With recent global conferences such as the COP 27 or the UN Climate Change conference, sustainability in business is now more relevant than ever. With warning signs everywhere, there is a rise in policies that ensure that businesses that keep climate goals in check are the ones that see larger financial backing. But are policies that put the planet before profit the only way to ensure action?
The World Bank states that sustainable finance is the process of taking into account the Environmental, Social and Governance (ESG) goals and initiatives of companies before making investment decisions into those organisations.
Large organisations have now poured in substantial amount of resources into ensuring that they set up SOPs that help them achieve ESG goals. Even traditionally carbon heavy industries are ensuring that they offset the footprint by other activities.
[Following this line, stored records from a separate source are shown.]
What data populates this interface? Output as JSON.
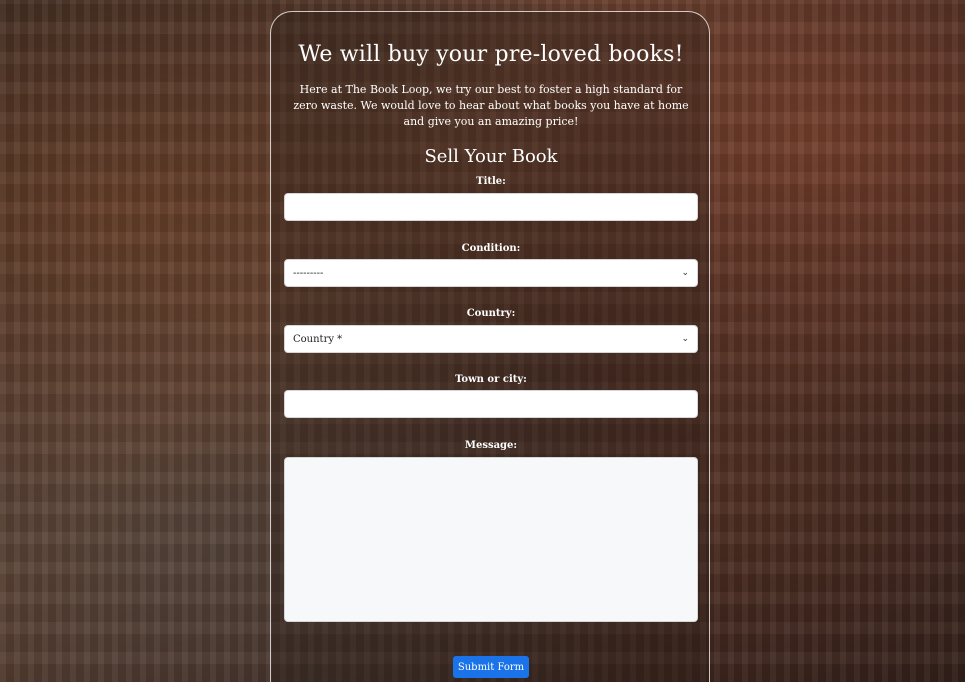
{
  "hero": {
    "heading": "We will buy your pre-loved books!",
    "intro": "Here at The Book Loop, we try our best to foster a high standard for zero waste. We would love to hear about what books you have at home and give you an amazing price!"
  },
  "form": {
    "title": "Sell Your Book",
    "fields": {
      "title": {
        "label": "Title:",
        "value": ""
      },
      "condition": {
        "label": "Condition:",
        "selected": "---------"
      },
      "country": {
        "label": "Country:",
        "selected": "Country *"
      },
      "town": {
        "label": "Town or city:",
        "value": ""
      },
      "message": {
        "label": "Message:",
        "value": ""
      }
    },
    "submit_label": "Submit Form"
  },
  "icons": {
    "select_arrow": "chevron-down-icon"
  },
  "colors": {
    "submit_button": "#1a73e8",
    "panel_border": "#ffffff",
    "textarea_bg": "#f7f8fa"
  }
}
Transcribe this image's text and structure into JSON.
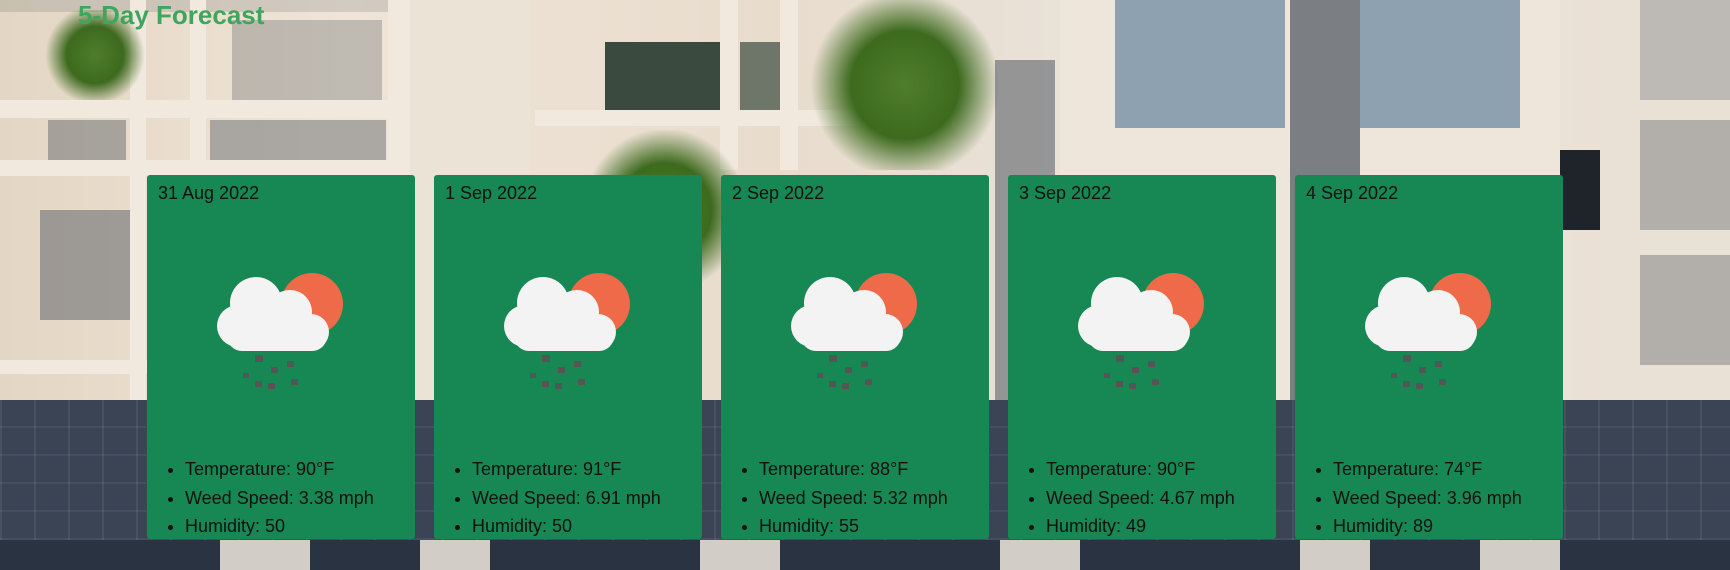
{
  "page": {
    "title": "5-Day Forecast"
  },
  "forecast": [
    {
      "date": "31 Aug 2022",
      "icon": "cloud-sun-rain-icon",
      "temperature": "Temperature: 90°F",
      "wind": "Weed Speed: 3.38 mph",
      "humidity": "Humidity: 50"
    },
    {
      "date": "1 Sep 2022",
      "icon": "cloud-sun-rain-icon",
      "temperature": "Temperature: 91°F",
      "wind": "Weed Speed: 6.91 mph",
      "humidity": "Humidity: 50"
    },
    {
      "date": "2 Sep 2022",
      "icon": "cloud-sun-rain-icon",
      "temperature": "Temperature: 88°F",
      "wind": "Weed Speed: 5.32 mph",
      "humidity": "Humidity: 55"
    },
    {
      "date": "3 Sep 2022",
      "icon": "cloud-sun-rain-icon",
      "temperature": "Temperature: 90°F",
      "wind": "Weed Speed: 4.67 mph",
      "humidity": "Humidity: 49"
    },
    {
      "date": "4 Sep 2022",
      "icon": "cloud-sun-rain-icon",
      "temperature": "Temperature: 74°F",
      "wind": "Weed Speed: 3.96 mph",
      "humidity": "Humidity: 89"
    }
  ],
  "colors": {
    "card_background": "#178753",
    "title_color": "#3fa55f",
    "sun": "#ee6a48",
    "cloud": "#f3f3f3",
    "rain": "#555555"
  }
}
But why is sustainable finance so important? Finance is a lever that influences change and outcomes. Changes that can help in offsetting exploitation and ensuring that we restore nature. But who defines a sustainable practice? Various bodies such as the European Union, Asian Development Bank, United Nations etc, set up principles that define the standard. These goals help balance development with environmental damage.
One of the largest reasons why sustainable finance makes sense is that the majority of the wealth, close to $68 trillion, generated from these organisations will be transcended back to millennials. It is said that 45% of these millennials have an evolved outlook of the planet vs profit debate and favour earth-friendly initiatives. They view such initiatives as their chance to make a mark and create positive impact within society. This has forced banks and financial institutions to recalibrate their long-term risk models to include social governance and environmental factors as material for their investment portfolios.
These financial institutions slot organisations across 2 segments based on their ESG and financial performance.
First is the Negative or Exclusionary Sustainable Finance. This category is risk screened against a range of non-financial performance metrics such as employee welfare, happiness, diversity and inclusion, transparency, strong worker ethics and loyalty etc. This screening results in divestments of high risk ESG investments.
Second, is known as the Positive or Integrated Sustainable Finance. This screening involves investments in one or many of the United Nation’s Sustainable Development Goals.
With world leaders signalling that climate change is crucial, do you think sustainable finance is still at its nascency and a ramp up is needed to undo the damage caused by organisations? Do let us know your thoughts.